(Stored entries)

★ ★ ★ ★ ★ ★ ★

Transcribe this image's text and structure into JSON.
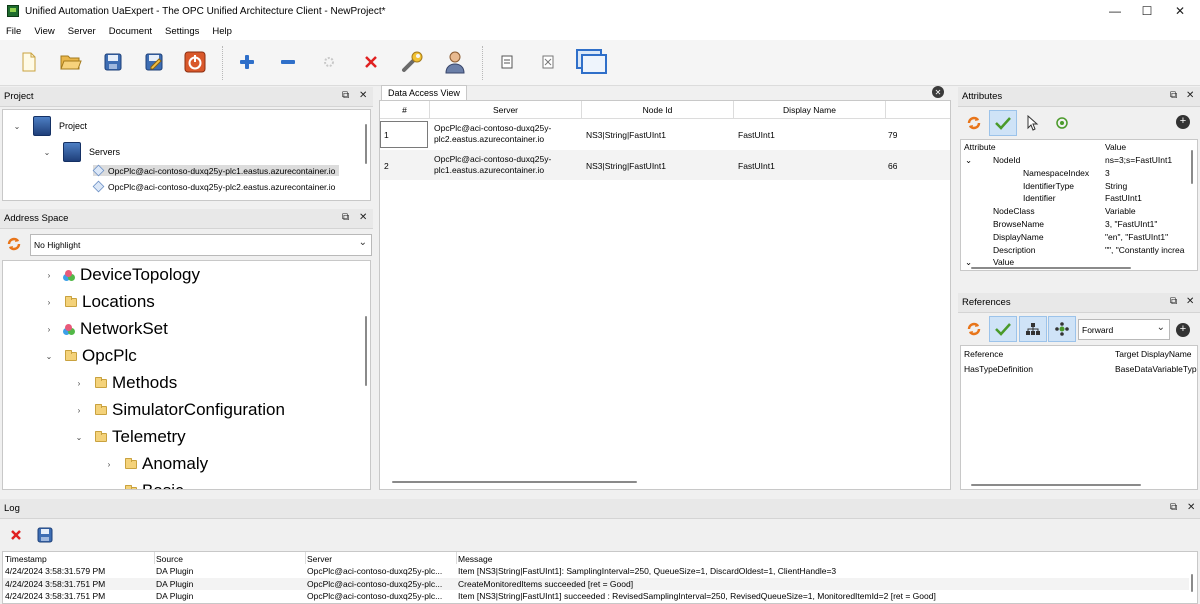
{
  "window": {
    "title": "Unified Automation UaExpert - The OPC Unified Architecture Client - NewProject*",
    "minimize": "—",
    "maximize": "☐",
    "close": "✕"
  },
  "menu": [
    "File",
    "View",
    "Server",
    "Document",
    "Settings",
    "Help"
  ],
  "project_panel": {
    "title": "Project",
    "tree": {
      "root": "Project",
      "servers": "Servers",
      "connections": [
        "OpcPlc@aci-contoso-duxq25y-plc1.eastus.azurecontainer.io",
        "OpcPlc@aci-contoso-duxq25y-plc2.eastus.azurecontainer.io"
      ]
    }
  },
  "address_space": {
    "title": "Address Space",
    "highlight": "No Highlight",
    "nodes": [
      {
        "label": "DeviceTopology",
        "chevron": "›"
      },
      {
        "label": "Locations",
        "chevron": "›"
      },
      {
        "label": "NetworkSet",
        "chevron": "›"
      },
      {
        "label": "OpcPlc",
        "chevron": "⌄"
      },
      {
        "label": "Methods",
        "chevron": "›"
      },
      {
        "label": "SimulatorConfiguration",
        "chevron": "›"
      },
      {
        "label": "Telemetry",
        "chevron": "⌄"
      },
      {
        "label": "Anomaly",
        "chevron": "›"
      },
      {
        "label": "Basic",
        "chevron": "›"
      }
    ]
  },
  "data_access": {
    "tab": "Data Access View",
    "columns": [
      "#",
      "Server",
      "Node Id",
      "Display Name",
      ""
    ],
    "rows": [
      {
        "num": "1",
        "server1": "OpcPlc@aci-contoso-duxq25y-",
        "server2": "plc2.eastus.azurecontainer.io",
        "node_id": "NS3|String|FastUInt1",
        "display_name": "FastUInt1",
        "value": "79"
      },
      {
        "num": "2",
        "server1": "OpcPlc@aci-contoso-duxq25y-",
        "server2": "plc1.eastus.azurecontainer.io",
        "node_id": "NS3|String|FastUInt1",
        "display_name": "FastUInt1",
        "value": "66"
      }
    ]
  },
  "attributes": {
    "title": "Attributes",
    "col_attr": "Attribute",
    "col_value": "Value",
    "rows": [
      {
        "name": "NodeId",
        "value": "ns=3;s=FastUInt1",
        "indent": 1,
        "chev": "⌄"
      },
      {
        "name": "NamespaceIndex",
        "value": "3",
        "indent": 2,
        "chev": ""
      },
      {
        "name": "IdentifierType",
        "value": "String",
        "indent": 2,
        "chev": ""
      },
      {
        "name": "Identifier",
        "value": "FastUInt1",
        "indent": 2,
        "chev": ""
      },
      {
        "name": "NodeClass",
        "value": "Variable",
        "indent": 1,
        "chev": ""
      },
      {
        "name": "BrowseName",
        "value": "3, \"FastUInt1\"",
        "indent": 1,
        "chev": ""
      },
      {
        "name": "DisplayName",
        "value": "\"en\", \"FastUInt1\"",
        "indent": 1,
        "chev": ""
      },
      {
        "name": "Description",
        "value": "\"\", \"Constantly increa",
        "indent": 1,
        "chev": ""
      },
      {
        "name": "Value",
        "value": "",
        "indent": 1,
        "chev": "⌄"
      }
    ]
  },
  "references": {
    "title": "References",
    "direction": "Forward",
    "col_ref": "Reference",
    "col_target": "Target DisplayName",
    "rows": [
      {
        "ref": "HasTypeDefinition",
        "target": "BaseDataVariableType"
      }
    ]
  },
  "log": {
    "title": "Log",
    "columns": [
      "Timestamp",
      "Source",
      "Server",
      "Message"
    ],
    "rows": [
      {
        "ts": "4/24/2024 3:58:31.579 PM",
        "source": "DA Plugin",
        "server": "OpcPlc@aci-contoso-duxq25y-plc...",
        "msg": "Item [NS3|String|FastUInt1]: SamplingInterval=250, QueueSize=1, DiscardOldest=1, ClientHandle=3"
      },
      {
        "ts": "4/24/2024 3:58:31.751 PM",
        "source": "DA Plugin",
        "server": "OpcPlc@aci-contoso-duxq25y-plc...",
        "msg": "CreateMonitoredItems succeeded [ret = Good]"
      },
      {
        "ts": "4/24/2024 3:58:31.751 PM",
        "source": "DA Plugin",
        "server": "OpcPlc@aci-contoso-duxq25y-plc...",
        "msg": "Item [NS3|String|FastUInt1] succeeded : RevisedSamplingInterval=250, RevisedQueueSize=1, MonitoredItemId=2 [ret = Good]"
      }
    ]
  },
  "controls": {
    "float": "⧉",
    "close": "✕"
  },
  "colors": {
    "accent_blue": "#2f6fc9",
    "selection": "#cce4f7",
    "toolbar_bg": "#f5f5f5"
  }
}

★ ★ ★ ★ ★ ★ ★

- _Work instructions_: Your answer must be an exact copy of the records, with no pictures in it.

- _Answer section_:
Transcribe this image's text and structure into JSON.
{
  "window": {
    "title": "Unified Automation UaExpert - The OPC Unified Architecture Client - NewProject*",
    "minimize": "—",
    "maximize": "☐",
    "close": "✕"
  },
  "menu": [
    "File",
    "View",
    "Server",
    "Document",
    "Settings",
    "Help"
  ],
  "project_panel": {
    "title": "Project",
    "tree": {
      "root": "Project",
      "servers": "Servers",
      "connections": [
        "OpcPlc@aci-contoso-duxq25y-plc1.eastus.azurecontainer.io",
        "OpcPlc@aci-contoso-duxq25y-plc2.eastus.azurecontainer.io"
      ]
    }
  },
  "address_space": {
    "title": "Address Space",
    "highlight": "No Highlight",
    "nodes": [
      {
        "label": "DeviceTopology",
        "chevron": "›"
      },
      {
        "label": "Locations",
        "chevron": "›"
      },
      {
        "label": "NetworkSet",
        "chevron": "›"
      },
      {
        "label": "OpcPlc",
        "chevron": "⌄"
      },
      {
        "label": "Methods",
        "chevron": "›"
      },
      {
        "label": "SimulatorConfiguration",
        "chevron": "›"
      },
      {
        "label": "Telemetry",
        "chevron": "⌄"
      },
      {
        "label": "Anomaly",
        "chevron": "›"
      },
      {
        "label": "Basic",
        "chevron": "›"
      }
    ]
  },
  "data_access": {
    "tab": "Data Access View",
    "columns": [
      "#",
      "Server",
      "Node Id",
      "Display Name",
      ""
    ],
    "rows": [
      {
        "num": "1",
        "server1": "OpcPlc@aci-contoso-duxq25y-",
        "server2": "plc2.eastus.azurecontainer.io",
        "node_id": "NS3|String|FastUInt1",
        "display_name": "FastUInt1",
        "value": "79"
      },
      {
        "num": "2",
        "server1": "OpcPlc@aci-contoso-duxq25y-",
        "server2": "plc1.eastus.azurecontainer.io",
        "node_id": "NS3|String|FastUInt1",
        "display_name": "FastUInt1",
        "value": "66"
      }
    ]
  },
  "attributes": {
    "title": "Attributes",
    "col_attr": "Attribute",
    "col_value": "Value",
    "rows": [
      {
        "name": "NodeId",
        "value": "ns=3;s=FastUInt1",
        "indent": 1,
        "chev": "⌄"
      },
      {
        "name": "NamespaceIndex",
        "value": "3",
        "indent": 2,
        "chev": ""
      },
      {
        "name": "IdentifierType",
        "value": "String",
        "indent": 2,
        "chev": ""
      },
      {
        "name": "Identifier",
        "value": "FastUInt1",
        "indent": 2,
        "chev": ""
      },
      {
        "name": "NodeClass",
        "value": "Variable",
        "indent": 1,
        "chev": ""
      },
      {
        "name": "BrowseName",
        "value": "3, \"FastUInt1\"",
        "indent": 1,
        "chev": ""
      },
      {
        "name": "DisplayName",
        "value": "\"en\", \"FastUInt1\"",
        "indent": 1,
        "chev": ""
      },
      {
        "name": "Description",
        "value": "\"\", \"Constantly increa",
        "indent": 1,
        "chev": ""
      },
      {
        "name": "Value",
        "value": "",
        "indent": 1,
        "chev": "⌄"
      }
    ]
  },
  "references": {
    "title": "References",
    "direction": "Forward",
    "col_ref": "Reference",
    "col_target": "Target DisplayName",
    "rows": [
      {
        "ref": "HasTypeDefinition",
        "target": "BaseDataVariableType"
      }
    ]
  },
  "log": {
    "title": "Log",
    "columns": [
      "Timestamp",
      "Source",
      "Server",
      "Message"
    ],
    "rows": [
      {
        "ts": "4/24/2024 3:58:31.579 PM",
        "source": "DA Plugin",
        "server": "OpcPlc@aci-contoso-duxq25y-plc...",
        "msg": "Item [NS3|String|FastUInt1]: SamplingInterval=250, QueueSize=1, DiscardOldest=1, ClientHandle=3"
      },
      {
        "ts": "4/24/2024 3:58:31.751 PM",
        "source": "DA Plugin",
        "server": "OpcPlc@aci-contoso-duxq25y-plc...",
        "msg": "CreateMonitoredItems succeeded [ret = Good]"
      },
      {
        "ts": "4/24/2024 3:58:31.751 PM",
        "source": "DA Plugin",
        "server": "OpcPlc@aci-contoso-duxq25y-plc...",
        "msg": "Item [NS3|String|FastUInt1] succeeded : RevisedSamplingInterval=250, RevisedQueueSize=1, MonitoredItemId=2 [ret = Good]"
      }
    ]
  },
  "controls": {
    "float": "⧉",
    "close": "✕"
  },
  "colors": {
    "accent_blue": "#2f6fc9",
    "selection": "#cce4f7",
    "toolbar_bg": "#f5f5f5"
  }
}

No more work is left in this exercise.